Bogs are a distinctive characteristic of Ireland’s low-lying midlands and Scragh Bog, close to the picturesque Lough Owel, is one of the rarest of its kind. A raised bog and nature reserve, it is home to a diverse range of flora and fauna, from sphagnum moss and skylarks to the endangered and terrifyingly named wolf spider. Walk the woodland path through towering conifers until you come to the wooden boardwalk that protects the delicate quaking bog. Here, the vegetation covers the watery ground like a mat that ripples when disturbed; moss and lichens cling to the twisted willow trees, and the raised viewing platform that marks the end of the 3km walk offers an ideal spot to soak up the atmosphere of this unique place.
St Féchín’s Way, Fore, County Westmeath
Deep in a lush green valley lies the village of Fore, famous for its 7thcentury abbey and a curious collection of miracles known as the Seven Wonders of Fore, which are attributed to the abbey’s founder, St Féchín. Explore the abbey, visit each wonder and then set out on St Féchín’s Way, a 3km walk that loops around the grounds and the tiny village by way of a charming woodland trail. Stop for a drink in the Seven Wonders Bar before finishing your walk with a climb up to the Anchorite’s cell, halfway up the steep hillside overlooking the abbey, where hermits lived lives of quiet contemplation up until the 17thcentury.
Mullaghmeen Forest, County Westmeath
Follow the trails through Mullaghmeen Forest in County Westmeath and you’ll find yourself walking through what seems like an enchanted forest. The largest beech plantation in the country is carpeted by bluebells in spring, dappled by sunlight in summer, awash in coppery tones in autumn and in winter the stark skeletal beauty of the trees is on full display. There are two marked trails here, the Red trail (1.2km) and the White trail (8km). If you have the time, the White trail will take you past an arboretum of native trees such as alder, blackthorn and crab apple, and up to the summit cairn, the highest point in Westmeath where the views over nearby Lough Sheelin will take your breath away.

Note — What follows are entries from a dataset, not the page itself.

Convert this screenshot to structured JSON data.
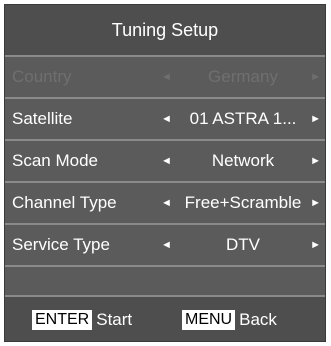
{
  "title": "Tuning Setup",
  "rows": [
    {
      "label": "Country",
      "value": "Germany",
      "enabled": false
    },
    {
      "label": "Satellite",
      "value": "01 ASTRA 1...",
      "enabled": true
    },
    {
      "label": "Scan Mode",
      "value": "Network",
      "enabled": true
    },
    {
      "label": "Channel Type",
      "value": "Free+Scramble",
      "enabled": true
    },
    {
      "label": "Service Type",
      "value": "DTV",
      "enabled": true
    }
  ],
  "arrows": {
    "left": "◄",
    "right": "►"
  },
  "footer": {
    "enter_key": "ENTER",
    "enter_action": "Start",
    "menu_key": "MENU",
    "menu_action": "Back"
  },
  "colors": {
    "panel": "#5b5b5b",
    "header": "#4e4e4e",
    "divider": "#8a8a8a",
    "text": "#ffffff",
    "disabled_text": "#6f6f6f"
  }
}
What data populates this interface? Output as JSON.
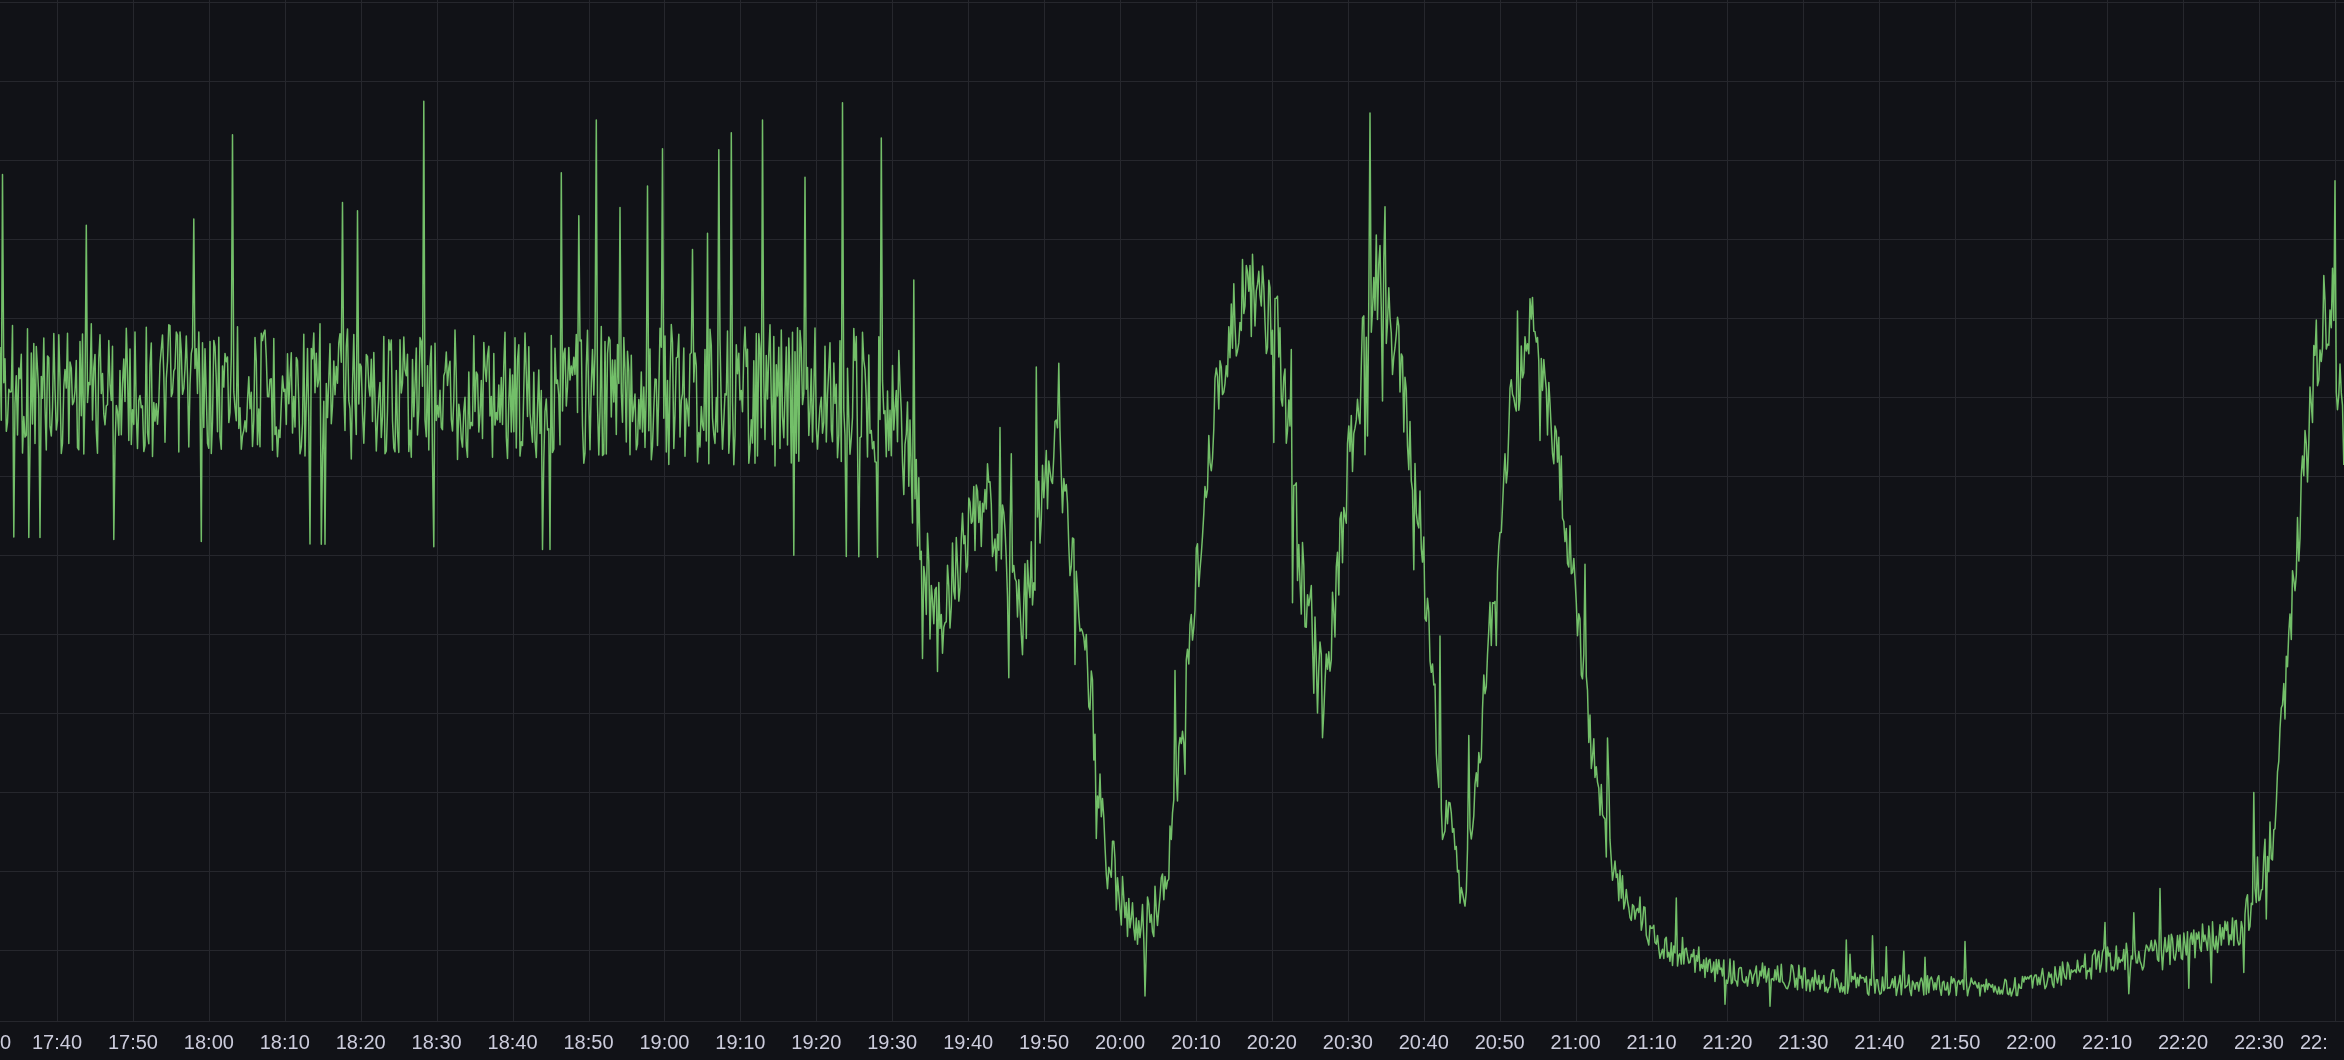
{
  "panel": {
    "kind": "time-series",
    "x_axis": {
      "ticks": [
        "0",
        "17:40",
        "17:50",
        "18:00",
        "18:10",
        "18:20",
        "18:30",
        "18:40",
        "18:50",
        "19:00",
        "19:10",
        "19:20",
        "19:30",
        "19:40",
        "19:50",
        "20:00",
        "20:10",
        "20:20",
        "20:30",
        "20:40",
        "20:50",
        "21:00",
        "21:10",
        "21:20",
        "21:30",
        "21:40",
        "21:50",
        "22:00",
        "22:10",
        "22:20",
        "22:30",
        "22:"
      ]
    }
  }
}
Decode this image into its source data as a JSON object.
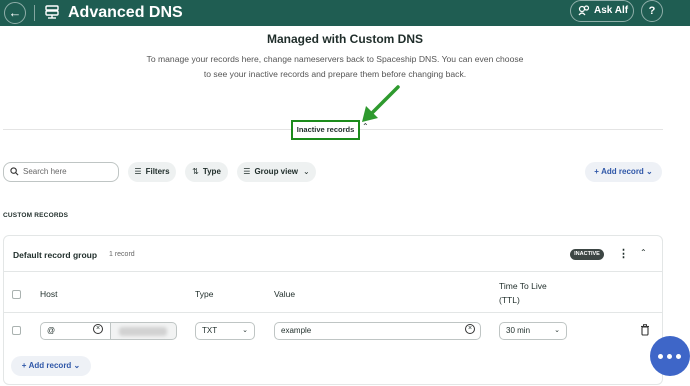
{
  "header": {
    "back_icon": "arrow-left-icon",
    "app_icon": "dns-server-icon",
    "title": "Advanced DNS",
    "ask_label": "Ask Alf",
    "help_icon": "question-circle-icon",
    "bar_color": "#1f5d52"
  },
  "notice": {
    "title": "Managed with Custom DNS",
    "description": "To manage your records here, change nameservers back to Spaceship DNS. You can even choose to see your inactive records and prepare them before changing back."
  },
  "inactive_toggle": {
    "label": "Inactive records",
    "highlight_color": "#1b8b1b"
  },
  "toolbar": {
    "search_placeholder": "Search here",
    "filters_label": "Filters",
    "type_label": "Type",
    "group_view_label": "Group view",
    "add_record_label": "Add record"
  },
  "section_label": "CUSTOM RECORDS",
  "record_group": {
    "name": "Default record group",
    "count": "1 record",
    "badge": "INACTIVE",
    "columns": {
      "host": "Host",
      "type": "Type",
      "value": "Value",
      "ttl_line1": "Time To Live",
      "ttl_line2": "(TTL)"
    },
    "rows": [
      {
        "host": "@",
        "type": "TXT",
        "value": "example",
        "ttl": "30 min"
      }
    ],
    "add_record_label": "Add record"
  },
  "colors": {
    "accent_blue": "#2f57a8",
    "chat_blue": "#3e66c8"
  }
}
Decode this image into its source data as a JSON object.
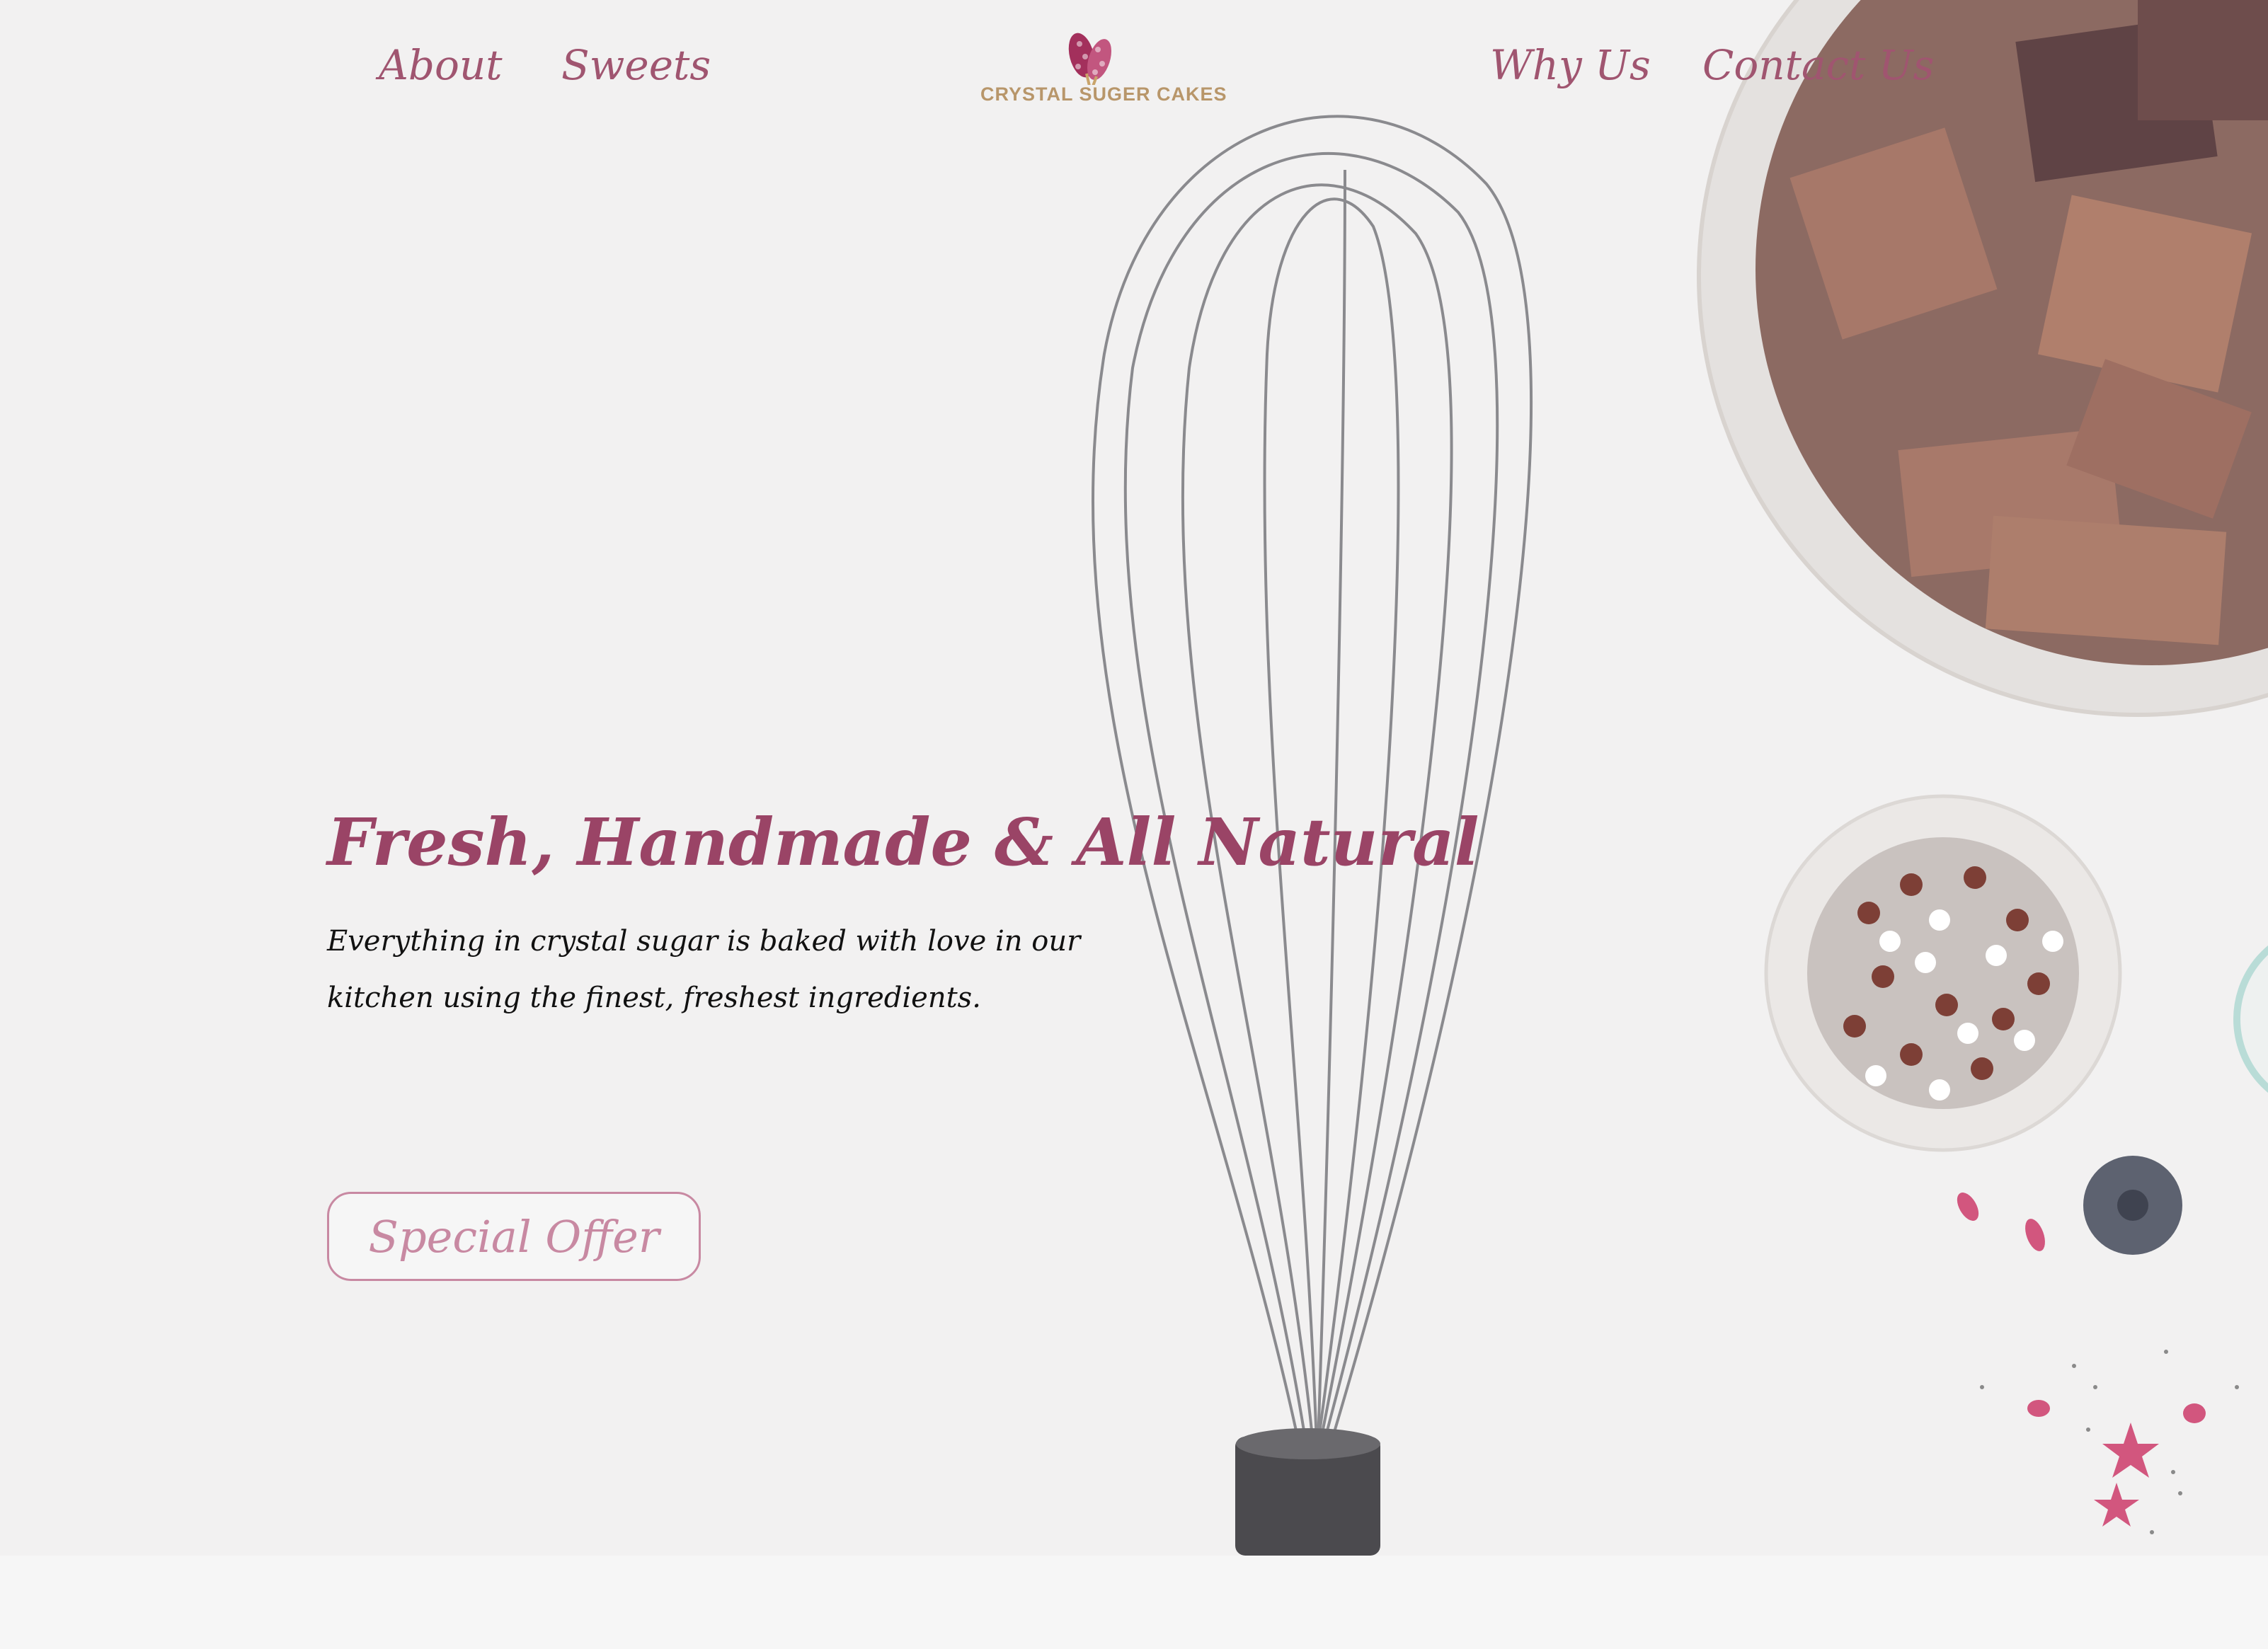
{
  "nav": {
    "left": [
      {
        "label": "About"
      },
      {
        "label": "Sweets"
      }
    ],
    "right": [
      {
        "label": "Why Us"
      },
      {
        "label": "Contact Us"
      }
    ]
  },
  "logo": {
    "text": "CRYSTAL SUGER CAKES"
  },
  "hero": {
    "headline": "Fresh, Handmade & All Natural",
    "lede": "Everything in crystal sugar is baked with love in our kitchen using the finest, freshest ingredients.",
    "cta_label": "Special Offer"
  },
  "colors": {
    "brand": "#9a4466",
    "nav_link": "#a05570",
    "cta_outline": "#c889a2",
    "logo_text": "#b8966a",
    "hero_bg": "#f2f1f1"
  },
  "icons": {
    "logo": "candy-bouquet-logo-icon",
    "decor": [
      "whisk",
      "chocolate-bowl",
      "sprinkles-bowl",
      "blueberry",
      "flower-petals"
    ]
  }
}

Donadea Forest Park, County Kildare
Surrounding the ruins of Donadea Castle in County Kildare is the Donadea Forest Park, 243 hectares of mixed woodland on the grounds of what was once the Aylmer family estate. From the cute little Alpine-style café, three looped walking trails encourage you to explore. The Nature Trail (1.6km) takes you past some of Dondea’s historic features: a deserted tower, St Peter’s Church and, of course, the castle itself – a once-magnificent building that is slowly being reclaimed by undergrowth. Feed the ducks on the pretty Lake Walk (0.8km) or follow the Aylmer Walk (5.7km), which includes the impressive 19thcentury avenue of lime trees, the original entrance to the estate.
Newcastle Wood, County Longford
Over 161 hectares of woodland stretch out on either side of the River Inny, filled with features that hark back to its days as part of a grand old estate. This is Newcastle Wood in County Longford, where 28km of forest trails allow you to experience the diverse mix of tree species, including oak, ash, beech and pine, as well as a wonderful range of birdlife, from swans to kingfishers. There are three suggested routes: the 2km Wandering Walk, which skirts the grounds of Newcastle House, once the home of the King-Harmon family who owned these woods; the 5km Church Walk, which features the Lady’s Walk; and the 3km River Inny Walk with its wonderful views of Newcastle House.